It was an easy and pleasant stroll up the Cwm Sere valley. We received a few noisy complaints as our presence disturbed some newly-shorn sheep and a couple of stonechats but otherwise we marvelled at the spectacular view as the clouds caused the colours to shift on the faces of the two mountains. No other walkers except some tiny figures on the ridges above us.
As recommended in our guidebook, we crossed the river above the series of small waterfalls. Once we had hopped across there was no visible path. It was the most strenuous climb of the day. The slippery, spongy tussocks of moss and grass took a heavy toll on thighs and ankles. It was a relief to reach the red, stony path at the top of the ridge.
We made the steep ascent to the summit of Cribyn (795 m/2608 ft) - still easier than the grassy slope - to be met with fantastic views of the neighbouring Beacons and their valleys. Llangorse Lake reflected the occasional sunbeams and Brecon town itself. We stayed a few minutes to catch our breath then continued along the well-maintained path up towards Pen y Fan, stopping frequently to take photographs of the ever-changing vistas (and oxygenate muscles!).
As we reached the summit, we had been expecting to see plenty of walkers but were somewhat bemused to see the long, orderly queue that had formed for photo-opportunities at the trig point. Very British!?
After a well-earned lunch, we made the trek across to Corn Du, then continued down past the Tommy Jones Memorial into the Cwm Llwch valley. It was a fairly relaxing stroll back to the car park although the final incline felt like it was mocking our tired legs. We valued the company of a pair of Grey Wagtails as we made our way along the river path, and tip-toed around a herd of horses shading their foals near a camping area.
Learned and Affirmed:
Another Marilyn this week. The Sugar Loaf is situated near Abergavenny and is part of the Black Mountains range in the Brecon Beacons. A 7.5 mile walk with an elevation of 596 m (1,955 ft).
Learned or Affirmed:
We definitely need to purchase gaiters! Unexpected amounts of snow meant that our feet were wet and uncomfortable. Gaiters may have prevented the snow from getting inside our boots. Either that or the waterproof membrane on our boots has a small tear - this was expertly explained to us by someone who works in Cotswold, Cardiff.

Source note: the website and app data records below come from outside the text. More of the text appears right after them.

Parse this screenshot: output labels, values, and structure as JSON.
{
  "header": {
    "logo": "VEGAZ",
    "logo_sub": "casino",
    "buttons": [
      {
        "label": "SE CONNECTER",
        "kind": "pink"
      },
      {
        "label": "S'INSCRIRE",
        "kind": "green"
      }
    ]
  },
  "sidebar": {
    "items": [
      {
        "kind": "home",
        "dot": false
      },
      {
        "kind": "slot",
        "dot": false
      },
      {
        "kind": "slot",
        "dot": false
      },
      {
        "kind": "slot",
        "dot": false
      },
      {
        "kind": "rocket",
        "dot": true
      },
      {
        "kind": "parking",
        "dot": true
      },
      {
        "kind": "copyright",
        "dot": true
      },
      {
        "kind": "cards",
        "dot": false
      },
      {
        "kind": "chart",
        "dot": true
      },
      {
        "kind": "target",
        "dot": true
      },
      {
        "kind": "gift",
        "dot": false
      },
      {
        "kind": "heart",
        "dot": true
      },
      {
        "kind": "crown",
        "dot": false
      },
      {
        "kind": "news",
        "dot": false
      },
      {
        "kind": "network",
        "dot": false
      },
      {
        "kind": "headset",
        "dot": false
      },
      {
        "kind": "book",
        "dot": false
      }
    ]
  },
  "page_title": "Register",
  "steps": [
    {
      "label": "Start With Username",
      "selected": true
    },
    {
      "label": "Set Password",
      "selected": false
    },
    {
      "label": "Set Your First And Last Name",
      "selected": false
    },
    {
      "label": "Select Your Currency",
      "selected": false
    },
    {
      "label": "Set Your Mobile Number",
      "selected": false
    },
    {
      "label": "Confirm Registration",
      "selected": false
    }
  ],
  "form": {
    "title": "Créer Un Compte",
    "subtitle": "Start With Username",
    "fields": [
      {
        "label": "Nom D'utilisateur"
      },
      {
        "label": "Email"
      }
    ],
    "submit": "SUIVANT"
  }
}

We are Lynne and Andrew from Single Steps Learning. Our love of learning and exploring has inspired us to take up 'hill-walking'. We hope to progress from novice to expert! This is our journey.